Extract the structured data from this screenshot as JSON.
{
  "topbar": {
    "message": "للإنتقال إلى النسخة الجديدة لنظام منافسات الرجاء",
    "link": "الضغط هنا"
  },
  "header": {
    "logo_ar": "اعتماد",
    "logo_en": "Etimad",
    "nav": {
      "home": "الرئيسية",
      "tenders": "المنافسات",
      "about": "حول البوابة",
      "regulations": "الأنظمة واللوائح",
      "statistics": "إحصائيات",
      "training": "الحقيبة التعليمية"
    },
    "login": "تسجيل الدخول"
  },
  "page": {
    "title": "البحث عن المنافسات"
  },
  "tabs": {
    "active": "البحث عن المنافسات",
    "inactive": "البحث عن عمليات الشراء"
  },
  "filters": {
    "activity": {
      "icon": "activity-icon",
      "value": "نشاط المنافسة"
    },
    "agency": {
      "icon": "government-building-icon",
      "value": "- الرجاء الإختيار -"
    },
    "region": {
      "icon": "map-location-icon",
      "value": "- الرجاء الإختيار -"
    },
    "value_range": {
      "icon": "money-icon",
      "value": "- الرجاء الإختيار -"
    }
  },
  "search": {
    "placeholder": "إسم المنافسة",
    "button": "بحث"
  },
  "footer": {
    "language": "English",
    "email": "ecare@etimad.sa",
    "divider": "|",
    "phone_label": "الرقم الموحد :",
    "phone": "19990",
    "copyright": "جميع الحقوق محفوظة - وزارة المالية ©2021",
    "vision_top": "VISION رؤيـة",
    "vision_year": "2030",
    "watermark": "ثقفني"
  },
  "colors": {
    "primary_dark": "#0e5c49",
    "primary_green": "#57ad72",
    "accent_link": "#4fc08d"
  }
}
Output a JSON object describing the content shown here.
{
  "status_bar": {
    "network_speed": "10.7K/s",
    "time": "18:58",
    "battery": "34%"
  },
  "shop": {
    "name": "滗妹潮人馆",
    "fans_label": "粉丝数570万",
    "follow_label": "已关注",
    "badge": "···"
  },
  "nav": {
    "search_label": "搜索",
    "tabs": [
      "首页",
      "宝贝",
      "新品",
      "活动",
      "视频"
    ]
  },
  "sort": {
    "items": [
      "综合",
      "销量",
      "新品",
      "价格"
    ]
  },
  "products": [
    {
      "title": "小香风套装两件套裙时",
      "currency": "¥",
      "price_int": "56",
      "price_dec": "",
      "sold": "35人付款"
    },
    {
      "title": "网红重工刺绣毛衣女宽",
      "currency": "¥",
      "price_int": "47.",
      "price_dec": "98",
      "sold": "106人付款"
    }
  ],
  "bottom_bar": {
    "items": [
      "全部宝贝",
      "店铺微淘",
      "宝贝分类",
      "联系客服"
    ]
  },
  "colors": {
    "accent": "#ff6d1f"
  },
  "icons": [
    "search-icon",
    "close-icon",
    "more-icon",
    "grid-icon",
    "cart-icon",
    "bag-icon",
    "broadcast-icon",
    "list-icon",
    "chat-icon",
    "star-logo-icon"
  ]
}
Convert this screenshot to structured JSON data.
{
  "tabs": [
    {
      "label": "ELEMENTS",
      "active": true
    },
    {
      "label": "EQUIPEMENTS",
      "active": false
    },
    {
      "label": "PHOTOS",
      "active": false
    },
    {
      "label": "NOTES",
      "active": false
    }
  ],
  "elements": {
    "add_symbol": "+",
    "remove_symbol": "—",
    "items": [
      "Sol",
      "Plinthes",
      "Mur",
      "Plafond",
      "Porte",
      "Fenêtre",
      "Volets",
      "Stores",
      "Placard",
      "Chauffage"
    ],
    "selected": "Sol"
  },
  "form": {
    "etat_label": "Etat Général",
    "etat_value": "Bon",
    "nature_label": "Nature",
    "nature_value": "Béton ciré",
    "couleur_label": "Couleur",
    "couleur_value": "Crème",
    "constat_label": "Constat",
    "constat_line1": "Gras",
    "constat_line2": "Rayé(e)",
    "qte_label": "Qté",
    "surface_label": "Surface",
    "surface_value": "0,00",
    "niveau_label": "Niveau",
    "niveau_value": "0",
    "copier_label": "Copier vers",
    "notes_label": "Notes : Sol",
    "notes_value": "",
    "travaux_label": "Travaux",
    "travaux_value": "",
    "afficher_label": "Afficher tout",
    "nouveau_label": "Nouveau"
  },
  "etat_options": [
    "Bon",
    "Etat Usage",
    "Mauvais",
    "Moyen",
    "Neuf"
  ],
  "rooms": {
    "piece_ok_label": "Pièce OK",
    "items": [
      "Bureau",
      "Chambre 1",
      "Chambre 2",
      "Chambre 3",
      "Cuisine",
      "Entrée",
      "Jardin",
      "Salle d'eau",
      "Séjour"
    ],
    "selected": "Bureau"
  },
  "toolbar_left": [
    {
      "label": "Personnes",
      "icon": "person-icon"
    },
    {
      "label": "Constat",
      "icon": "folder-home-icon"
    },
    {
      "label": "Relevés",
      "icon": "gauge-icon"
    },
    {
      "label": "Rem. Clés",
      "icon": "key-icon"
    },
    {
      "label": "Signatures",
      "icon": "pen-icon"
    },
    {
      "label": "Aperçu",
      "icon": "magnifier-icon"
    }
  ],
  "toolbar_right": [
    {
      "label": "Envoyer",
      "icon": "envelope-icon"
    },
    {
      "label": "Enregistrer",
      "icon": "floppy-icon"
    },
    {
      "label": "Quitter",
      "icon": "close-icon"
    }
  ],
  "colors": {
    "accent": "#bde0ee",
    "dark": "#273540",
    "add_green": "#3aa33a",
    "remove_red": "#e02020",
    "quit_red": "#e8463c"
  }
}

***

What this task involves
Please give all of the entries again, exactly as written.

Solution below
Extract the structured data from this screenshot as JSON.
{
  "topbar": {
    "message": "للإنتقال إلى النسخة الجديدة لنظام منافسات الرجاء",
    "link": "الضغط هنا"
  },
  "header": {
    "logo_ar": "اعتماد",
    "logo_en": "Etimad",
    "nav": {
      "home": "الرئيسية",
      "tenders": "المنافسات",
      "about": "حول البوابة",
      "regulations": "الأنظمة واللوائح",
      "statistics": "إحصائيات",
      "training": "الحقيبة التعليمية"
    },
    "login": "تسجيل الدخول"
  },
  "page": {
    "title": "البحث عن المنافسات"
  },
  "tabs": {
    "active": "البحث عن المنافسات",
    "inactive": "البحث عن عمليات الشراء"
  },
  "filters": {
    "activity": {
      "icon": "activity-icon",
      "value": "نشاط المنافسة"
    },
    "agency": {
      "icon": "government-building-icon",
      "value": "- الرجاء الإختيار -"
    },
    "region": {
      "icon": "map-location-icon",
      "value": "- الرجاء الإختيار -"
    },
    "value_range": {
      "icon": "money-icon",
      "value": "- الرجاء الإختيار -"
    }
  },
  "search": {
    "placeholder": "إسم المنافسة",
    "button": "بحث"
  },
  "footer": {
    "language": "English",
    "email": "ecare@etimad.sa",
    "divider": "|",
    "phone_label": "الرقم الموحد :",
    "phone": "19990",
    "copyright": "جميع الحقوق محفوظة - وزارة المالية ©2021",
    "vision_top": "VISION رؤيـة",
    "vision_year": "2030",
    "watermark": "ثقفني"
  },
  "colors": {
    "primary_dark": "#0e5c49",
    "primary_green": "#57ad72",
    "accent_link": "#4fc08d"
  }
}
Output a JSON object describing the content shown here.
{
  "status_bar": {
    "network_speed": "10.7K/s",
    "time": "18:58",
    "battery": "34%"
  },
  "shop": {
    "name": "滗妹潮人馆",
    "fans_label": "粉丝数570万",
    "follow_label": "已关注",
    "badge": "···"
  },
  "nav": {
    "search_label": "搜索",
    "tabs": [
      "首页",
      "宝贝",
      "新品",
      "活动",
      "视频"
    ]
  },
  "sort": {
    "items": [
      "综合",
      "销量",
      "新品",
      "价格"
    ]
  },
  "products": [
    {
      "title": "小香风套装两件套裙时",
      "currency": "¥",
      "price_int": "56",
      "price_dec": "",
      "sold": "35人付款"
    },
    {
      "title": "网红重工刺绣毛衣女宽",
      "currency": "¥",
      "price_int": "47.",
      "price_dec": "98",
      "sold": "106人付款"
    }
  ],
  "bottom_bar": {
    "items": [
      "全部宝贝",
      "店铺微淘",
      "宝贝分类",
      "联系客服"
    ]
  },
  "colors": {
    "accent": "#ff6d1f"
  },
  "icons": [
    "search-icon",
    "close-icon",
    "more-icon",
    "grid-icon",
    "cart-icon",
    "bag-icon",
    "broadcast-icon",
    "list-icon",
    "chat-icon",
    "star-logo-icon"
  ]
}
Convert this screenshot to structured JSON data.
{
  "tabs": [
    {
      "label": "ELEMENTS",
      "active": true
    },
    {
      "label": "EQUIPEMENTS",
      "active": false
    },
    {
      "label": "PHOTOS",
      "active": false
    },
    {
      "label": "NOTES",
      "active": false
    }
  ],
  "elements": {
    "add_symbol": "+",
    "remove_symbol": "—",
    "items": [
      "Sol",
      "Plinthes",
      "Mur",
      "Plafond",
      "Porte",
      "Fenêtre",
      "Volets",
      "Stores",
      "Placard",
      "Chauffage"
    ],
    "selected": "Sol"
  },
  "form": {
    "etat_label": "Etat Général",
    "etat_value": "Bon",
    "nature_label": "Nature",
    "nature_value": "Béton ciré",
    "couleur_label": "Couleur",
    "couleur_value": "Crème",
    "constat_label": "Constat",
    "constat_line1": "Gras",
    "constat_line2": "Rayé(e)",
    "qte_label": "Qté",
    "surface_label": "Surface",
    "surface_value": "0,00",
    "niveau_label": "Niveau",
    "niveau_value": "0",
    "copier_label": "Copier vers",
    "notes_label": "Notes : Sol",
    "notes_value": "",
    "travaux_label": "Travaux",
    "travaux_value": "",
    "afficher_label": "Afficher tout",
    "nouveau_label": "Nouveau"
  },
  "etat_options": [
    "Bon",
    "Etat Usage",
    "Mauvais",
    "Moyen",
    "Neuf"
  ],
  "rooms": {
    "piece_ok_label": "Pièce OK",
    "items": [
      "Bureau",
      "Chambre 1",
      "Chambre 2",
      "Chambre 3",
      "Cuisine",
      "Entrée",
      "Jardin",
      "Salle d'eau",
      "Séjour"
    ],
    "selected": "Bureau"
  },
  "toolbar_left": [
    {
      "label": "Personnes",
      "icon": "person-icon"
    },
    {
      "label": "Constat",
      "icon": "folder-home-icon"
    },
    {
      "label": "Relevés",
      "icon": "gauge-icon"
    },
    {
      "label": "Rem. Clés",
      "icon": "key-icon"
    },
    {
      "label": "Signatures",
      "icon": "pen-icon"
    },
    {
      "label": "Aperçu",
      "icon": "magnifier-icon"
    }
  ],
  "toolbar_right": [
    {
      "label": "Envoyer",
      "icon": "envelope-icon"
    },
    {
      "label": "Enregistrer",
      "icon": "floppy-icon"
    },
    {
      "label": "Quitter",
      "icon": "close-icon"
    }
  ],
  "colors": {
    "accent": "#bde0ee",
    "dark": "#273540",
    "add_green": "#3aa33a",
    "remove_red": "#e02020",
    "quit_red": "#e8463c"
  }
}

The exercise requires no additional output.